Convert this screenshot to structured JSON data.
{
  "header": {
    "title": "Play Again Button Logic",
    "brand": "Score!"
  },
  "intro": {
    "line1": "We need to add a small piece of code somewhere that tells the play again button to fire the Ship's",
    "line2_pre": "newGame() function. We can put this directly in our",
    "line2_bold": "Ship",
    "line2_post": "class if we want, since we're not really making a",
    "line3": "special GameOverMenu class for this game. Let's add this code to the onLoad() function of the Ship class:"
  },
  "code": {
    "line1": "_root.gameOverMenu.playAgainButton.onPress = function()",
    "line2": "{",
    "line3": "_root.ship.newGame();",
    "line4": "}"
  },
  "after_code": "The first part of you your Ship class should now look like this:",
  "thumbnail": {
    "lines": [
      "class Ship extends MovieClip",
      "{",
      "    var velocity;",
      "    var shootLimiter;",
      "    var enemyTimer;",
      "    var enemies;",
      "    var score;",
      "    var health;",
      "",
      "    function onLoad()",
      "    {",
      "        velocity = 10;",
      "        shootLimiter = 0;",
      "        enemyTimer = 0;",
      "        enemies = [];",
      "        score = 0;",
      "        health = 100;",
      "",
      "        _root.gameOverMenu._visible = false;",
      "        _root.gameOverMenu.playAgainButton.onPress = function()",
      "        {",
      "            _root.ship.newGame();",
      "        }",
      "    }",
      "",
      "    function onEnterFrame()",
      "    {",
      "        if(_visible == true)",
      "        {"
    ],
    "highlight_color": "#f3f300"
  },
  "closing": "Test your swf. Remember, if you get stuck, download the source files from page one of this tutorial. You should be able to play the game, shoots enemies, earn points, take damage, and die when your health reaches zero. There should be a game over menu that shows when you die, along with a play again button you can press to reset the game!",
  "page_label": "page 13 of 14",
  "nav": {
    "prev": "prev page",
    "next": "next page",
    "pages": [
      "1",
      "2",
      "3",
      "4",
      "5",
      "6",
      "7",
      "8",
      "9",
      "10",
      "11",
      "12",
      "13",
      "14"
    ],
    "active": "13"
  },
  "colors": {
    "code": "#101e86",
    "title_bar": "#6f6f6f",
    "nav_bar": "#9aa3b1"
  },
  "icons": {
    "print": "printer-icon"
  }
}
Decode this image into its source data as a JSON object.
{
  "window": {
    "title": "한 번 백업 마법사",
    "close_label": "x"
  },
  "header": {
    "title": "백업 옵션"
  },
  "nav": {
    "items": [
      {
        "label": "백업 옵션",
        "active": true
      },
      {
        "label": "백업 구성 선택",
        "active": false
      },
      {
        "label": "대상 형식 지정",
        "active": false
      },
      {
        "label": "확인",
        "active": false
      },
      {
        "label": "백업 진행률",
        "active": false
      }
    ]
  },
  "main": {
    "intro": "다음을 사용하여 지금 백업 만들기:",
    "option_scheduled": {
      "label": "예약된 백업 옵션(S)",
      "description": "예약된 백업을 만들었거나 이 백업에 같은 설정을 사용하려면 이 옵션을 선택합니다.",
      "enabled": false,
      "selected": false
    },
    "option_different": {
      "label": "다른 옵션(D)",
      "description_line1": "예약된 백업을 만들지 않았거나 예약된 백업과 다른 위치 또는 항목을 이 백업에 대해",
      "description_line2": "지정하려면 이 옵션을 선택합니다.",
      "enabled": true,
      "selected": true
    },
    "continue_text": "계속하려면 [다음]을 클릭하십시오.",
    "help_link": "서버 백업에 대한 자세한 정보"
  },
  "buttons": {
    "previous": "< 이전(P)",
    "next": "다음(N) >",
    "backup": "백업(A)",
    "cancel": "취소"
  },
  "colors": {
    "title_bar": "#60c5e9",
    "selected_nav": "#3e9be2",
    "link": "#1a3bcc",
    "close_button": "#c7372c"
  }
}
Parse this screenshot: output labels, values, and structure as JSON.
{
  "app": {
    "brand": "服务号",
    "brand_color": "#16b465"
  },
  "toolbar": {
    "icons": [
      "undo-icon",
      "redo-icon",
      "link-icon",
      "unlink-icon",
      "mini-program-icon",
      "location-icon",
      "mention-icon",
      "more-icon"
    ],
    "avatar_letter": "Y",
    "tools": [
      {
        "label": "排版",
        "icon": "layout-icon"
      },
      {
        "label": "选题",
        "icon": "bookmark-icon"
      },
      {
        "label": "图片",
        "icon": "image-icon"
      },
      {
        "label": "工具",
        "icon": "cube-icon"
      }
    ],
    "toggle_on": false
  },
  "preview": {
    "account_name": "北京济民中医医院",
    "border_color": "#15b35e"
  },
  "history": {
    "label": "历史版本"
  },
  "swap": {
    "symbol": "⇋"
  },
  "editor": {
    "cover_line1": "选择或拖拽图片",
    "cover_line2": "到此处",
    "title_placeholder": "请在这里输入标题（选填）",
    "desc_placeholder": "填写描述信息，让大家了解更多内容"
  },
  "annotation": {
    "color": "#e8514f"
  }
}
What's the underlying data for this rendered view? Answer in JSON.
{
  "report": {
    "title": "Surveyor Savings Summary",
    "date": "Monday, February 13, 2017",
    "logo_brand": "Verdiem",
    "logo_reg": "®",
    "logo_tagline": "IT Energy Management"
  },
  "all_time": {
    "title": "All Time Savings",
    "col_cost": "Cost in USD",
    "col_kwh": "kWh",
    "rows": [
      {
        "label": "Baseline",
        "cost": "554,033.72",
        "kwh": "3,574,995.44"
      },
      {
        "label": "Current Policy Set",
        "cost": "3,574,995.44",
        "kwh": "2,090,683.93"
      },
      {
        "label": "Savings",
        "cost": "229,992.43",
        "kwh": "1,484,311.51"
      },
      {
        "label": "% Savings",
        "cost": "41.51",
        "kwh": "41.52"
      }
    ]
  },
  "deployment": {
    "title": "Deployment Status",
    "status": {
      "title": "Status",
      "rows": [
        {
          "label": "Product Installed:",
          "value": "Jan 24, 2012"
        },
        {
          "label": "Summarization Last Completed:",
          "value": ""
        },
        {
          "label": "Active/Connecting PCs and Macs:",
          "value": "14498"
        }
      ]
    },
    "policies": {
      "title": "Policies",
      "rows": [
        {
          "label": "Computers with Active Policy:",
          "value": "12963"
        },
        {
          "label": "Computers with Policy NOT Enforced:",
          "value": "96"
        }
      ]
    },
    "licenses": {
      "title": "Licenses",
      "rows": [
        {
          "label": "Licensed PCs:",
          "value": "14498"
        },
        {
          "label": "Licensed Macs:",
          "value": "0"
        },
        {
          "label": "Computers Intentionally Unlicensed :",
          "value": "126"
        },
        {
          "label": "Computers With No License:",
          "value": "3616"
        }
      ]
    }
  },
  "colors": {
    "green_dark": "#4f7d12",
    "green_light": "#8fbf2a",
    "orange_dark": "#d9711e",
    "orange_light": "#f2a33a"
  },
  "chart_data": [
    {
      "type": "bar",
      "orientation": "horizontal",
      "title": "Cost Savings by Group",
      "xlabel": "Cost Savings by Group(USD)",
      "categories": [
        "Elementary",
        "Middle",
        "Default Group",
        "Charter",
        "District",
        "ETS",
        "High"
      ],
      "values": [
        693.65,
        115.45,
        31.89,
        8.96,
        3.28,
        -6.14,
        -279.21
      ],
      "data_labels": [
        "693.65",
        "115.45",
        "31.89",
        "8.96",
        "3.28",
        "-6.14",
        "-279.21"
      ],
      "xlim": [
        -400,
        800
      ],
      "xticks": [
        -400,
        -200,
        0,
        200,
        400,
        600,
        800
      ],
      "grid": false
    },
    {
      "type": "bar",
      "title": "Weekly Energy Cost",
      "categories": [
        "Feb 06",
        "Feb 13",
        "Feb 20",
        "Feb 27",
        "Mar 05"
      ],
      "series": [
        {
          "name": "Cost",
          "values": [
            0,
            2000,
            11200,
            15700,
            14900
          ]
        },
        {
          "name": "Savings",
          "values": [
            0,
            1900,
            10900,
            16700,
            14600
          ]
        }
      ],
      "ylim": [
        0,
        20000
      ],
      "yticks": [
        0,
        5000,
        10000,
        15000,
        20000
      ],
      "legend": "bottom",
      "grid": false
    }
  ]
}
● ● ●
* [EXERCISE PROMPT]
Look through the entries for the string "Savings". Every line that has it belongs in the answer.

* [RESPONSE AREA]
    "title": "Surveyor Savings Summary",
    "title": "All Time Savings",
        "label": "Savings",
        "label": "% Savings",
      "title": "Cost Savings by Group",
      "xlabel": "Cost Savings by Group(USD)",
          "name": "Savings",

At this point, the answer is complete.